▶ Task: Determine which lines of the records include the word "toast", and copy them.

[Extracted data]

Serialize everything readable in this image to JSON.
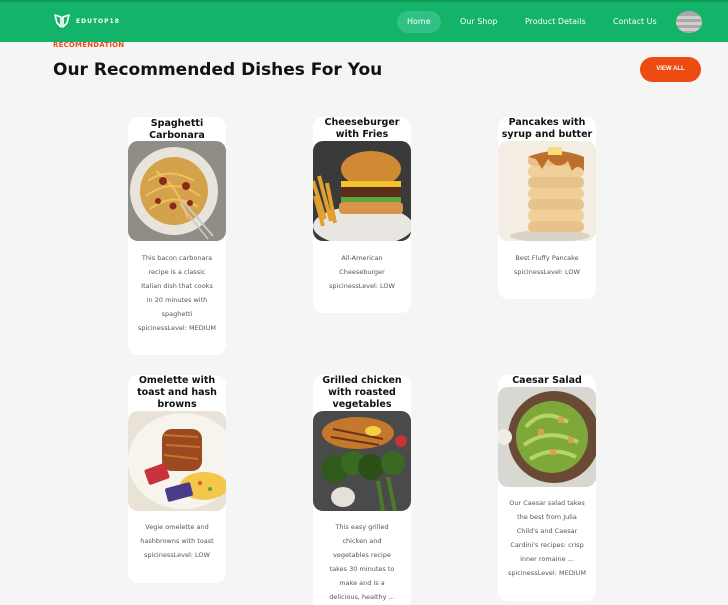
{
  "nav": {
    "logo_text": "EDUTOP18",
    "items": [
      {
        "label": "Home"
      },
      {
        "label": "Our Shop"
      },
      {
        "label": "Product Details"
      },
      {
        "label": "Contact Us"
      }
    ]
  },
  "section": {
    "eyebrow": "RECOMENDATION",
    "title": "Our Recommended Dishes For You",
    "view_all_label": "VIEW ALL"
  },
  "cards": [
    {
      "title": "Spaghetti Carbonara",
      "description": [
        "This bacon carbonara",
        "recipe is a classic",
        "Italian dish that cooks",
        "in 20 minutes with",
        "spaghetti",
        "spicinessLevel: MEDIUM"
      ]
    },
    {
      "title": "Cheeseburger with Fries",
      "description": [
        "All-American",
        "Cheeseburger",
        "spicinessLevel: LOW"
      ]
    },
    {
      "title": "Pancakes with syrup and butter",
      "description": [
        "Best Fluffy Pancake",
        "spicinessLevel: LOW"
      ]
    },
    {
      "title": "Omelette with toast and hash browns",
      "description": [
        "Vegie omelette and",
        "hashbrowns with toast",
        "spicinessLevel: LOW"
      ]
    },
    {
      "title": "Grilled chicken with roasted vegetables",
      "description": [
        "This easy grilled",
        "chicken and",
        "vegetables recipe",
        "takes 30 minutes to",
        "make and is a",
        "delicious, healthy ..."
      ]
    },
    {
      "title": "Caesar Salad",
      "description": [
        "Our Caesar salad takes",
        "the best from Julia",
        "Child's and Caesar",
        "Cardini's recipes: crisp",
        "inner romaine ...",
        "spicinessLevel: MEDIUM"
      ]
    }
  ]
}
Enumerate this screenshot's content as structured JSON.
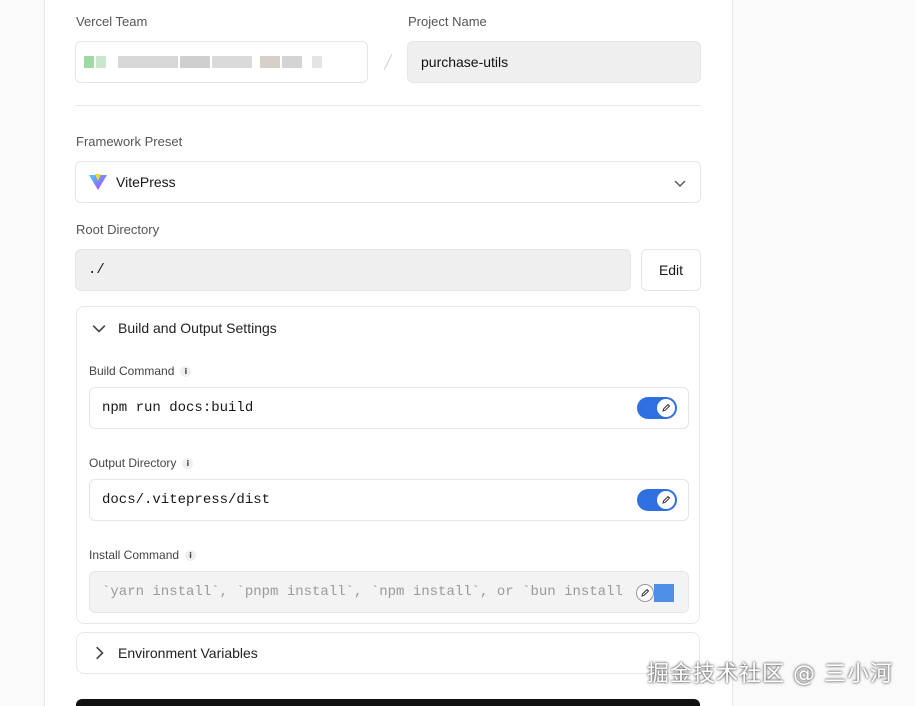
{
  "team": {
    "label": "Vercel Team"
  },
  "project": {
    "label": "Project Name",
    "value": "purchase-utils"
  },
  "separator": "/",
  "framework": {
    "label": "Framework Preset",
    "value": "VitePress"
  },
  "root": {
    "label": "Root Directory",
    "value": "./",
    "edit_label": "Edit"
  },
  "build_section": {
    "title": "Build and Output Settings",
    "build_command": {
      "label": "Build Command",
      "value": "npm run docs:build",
      "override": true
    },
    "output_directory": {
      "label": "Output Directory",
      "value": "docs/.vitepress/dist",
      "override": true
    },
    "install_command": {
      "label": "Install Command",
      "placeholder": "`yarn install`, `pnpm install`, `npm install`, or `bun install`",
      "override": false
    }
  },
  "env_section": {
    "title": "Environment Variables"
  },
  "watermark": "掘金技术社区 @ 三小河",
  "colors": {
    "toggle_on": "#2f6fe0",
    "accent_purple": "#8b5cf6",
    "accent_yellow": "#facc15"
  }
}
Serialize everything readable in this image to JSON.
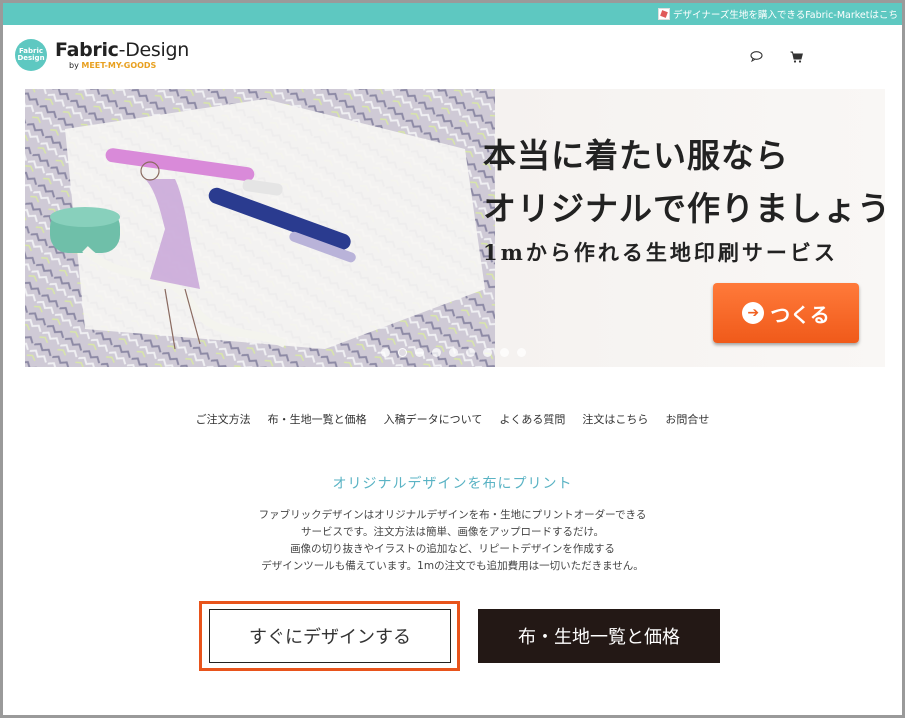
{
  "top_banner": {
    "link_text": "デザイナーズ生地を購入できるFabric-Marketはこち"
  },
  "logo": {
    "badge_text": "Fabric Design",
    "name_bold": "Fabric",
    "name_rest": "-Design",
    "sub_prefix": "by",
    "sub_brand": "MEET-MY-GOODS"
  },
  "header": {
    "chat_icon": "chat-bubble-icon",
    "cart_icon": "cart-icon"
  },
  "hero": {
    "line1": "本当に着たい服なら",
    "line2": "オリジナルで作りましょう",
    "line3": "1mから作れる生地印刷サービス",
    "cta_label": "つくる",
    "cta_arrow": "➔",
    "slide_count": 9,
    "active_slide": 1
  },
  "nav": {
    "items": [
      "ご注文方法",
      "布・生地一覧と価格",
      "入稿データについて",
      "よくある質問",
      "注文はこちら",
      "お問合せ"
    ]
  },
  "content": {
    "title": "オリジナルデザインを布にプリント",
    "desc_lines": [
      "ファブリックデザインはオリジナルデザインを布・生地にプリントオーダーできる",
      "サービスです。注文方法は簡単、画像をアップロードするだけ。",
      "画像の切り抜きやイラストの追加など、リピートデザインを作成する",
      "デザインツールも備えています。1mの注文でも追加費用は一切いただきません。"
    ],
    "design_button": "すぐにデザインする",
    "price_button": "布・生地一覧と価格"
  },
  "colors": {
    "teal": "#5ec8c1",
    "cta_orange": "#f05a1a",
    "highlight": "#e8541c",
    "dark_button": "#231815",
    "title_blue": "#5ab3c4"
  }
}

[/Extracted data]

▶ Solution:
      "title": "Omelette with toast and hash browns",
        "hashbrowns with toast",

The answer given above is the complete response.